Garmin Connect is significantly better than Strava at data analysis and the presentation of that data. For Strava it seems to be an after thought and yet it has the same data that Garmin Connect does. Who hasn’t got back from a ride and zoomed in on graphs, wanted to compare their average heart rate with the same ride last time and so on? Probably most people haven’t and that’s because it’s not always that easy to do! It’s all very well dumping all this data into a database, and boy there must be a huge amount of FIT files being uploaded every day, but it’s seemingly stored in a chronological way without the dynamic ability to draw upon it intelligently. Cumulatively yes, but not intelligently.
How about a new personal assistant (Sally Strava!) that pops up and says, ‘Hey Paul you did a similar route to this 18 months ago and you seem to have slowed down’, or ‘you did five segments faster than last time’. Sure that’s huge amounts of processing, but given I am only interested in comparing my data with my own historic data I wonder if it’s as bad as first thought?
Strava needs to be my personal coach, a voice that sits on my shoulder and one that over time, like Alexa, Siri and other apps, tailors its data around what it thinks I need to know, not only what I ask for. It needs a personality, someone that I get used to like Alexa and frankly someone I trust is looking after me and tailored purely around my needs.
Why oh why are the goals options so limited? In Garmin Connect I can set monthly or even weekly goals and yet in Strava it feels like I can set either one Time based goal or one Distance. Really? Am I missing something? What if I wanted to set goals based on doing 10% more mileage than the previous year and Strava recalculated my new monthly or even weekly goals based on last years’s activity? Why can’t it simply set those up from a series of options? If my Strava personal assistant (and let’s call her Sally) offered me the chance of setting up such a goal, reminded me of it, reported against my progress and even gave me a nudge if I was below schedule for that period, would it make me work a bit harder? Of course it would because every other app that has ever integrated such a feature has done that.
Trainer Road is seen by many cyclists as the elite end of the sport and somewhere you go for hardcore data and for professional coaching. It seems crazy to me that their data analysis is ultimately coming from the same files uploaded from a Garmin or similar as Strava is using and yet they can offer so much. How many Strava riders would be interested in a professional coach? I have no idea whatsoever, but how many will be in the future is the bigger question. Those training for a charity bike ride or similar may well be following a training plan but I suspect most wouldn’t use the Strava one but instead their own ill advised plan or hopefully one offered by the charity. But who is helping them? Imagine if for two months of your training you could ask for some analysis on your runs or rides from a coach who could perhaps say ‘try and get your pedal stroke a bit faster on the flats as it will save your legs on the long ride’, ‘try and get your heart rate up a little by pushing harder for 30 second bursts’. Ie. it doesn’t have to be all about the elite end of the market and much of this could be automated with the right goal setting and data analysis.

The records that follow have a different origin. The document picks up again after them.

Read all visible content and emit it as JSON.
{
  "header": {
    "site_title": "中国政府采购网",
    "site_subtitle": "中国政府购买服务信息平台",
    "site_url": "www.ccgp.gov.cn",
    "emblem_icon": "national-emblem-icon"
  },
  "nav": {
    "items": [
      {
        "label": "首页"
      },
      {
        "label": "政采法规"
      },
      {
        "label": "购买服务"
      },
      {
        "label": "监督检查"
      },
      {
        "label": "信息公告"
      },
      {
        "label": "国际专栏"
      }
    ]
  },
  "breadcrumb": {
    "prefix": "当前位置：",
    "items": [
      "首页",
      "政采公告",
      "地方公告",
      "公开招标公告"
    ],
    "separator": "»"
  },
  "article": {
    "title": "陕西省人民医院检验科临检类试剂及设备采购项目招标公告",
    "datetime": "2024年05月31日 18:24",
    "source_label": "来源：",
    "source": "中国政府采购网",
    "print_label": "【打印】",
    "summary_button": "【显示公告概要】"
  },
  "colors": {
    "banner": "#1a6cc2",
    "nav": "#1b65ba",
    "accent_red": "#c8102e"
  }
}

These are just my thoughts and I am sure you will have your own. The conclusion being that my Strava personal assistant could suggest who I could ride with, help me choose the right clothes for the weather, monitor my fitness alongside my goals, help me get home if I get stuck and it could take more of my money.
The good news is these thoughts are now documented and in the passage of time I will find out how many of these were ever adopted either naturally, because someone noted this blog or because I was CEO of Strava. Either way, thanks for reading and feel free to leave your comment below.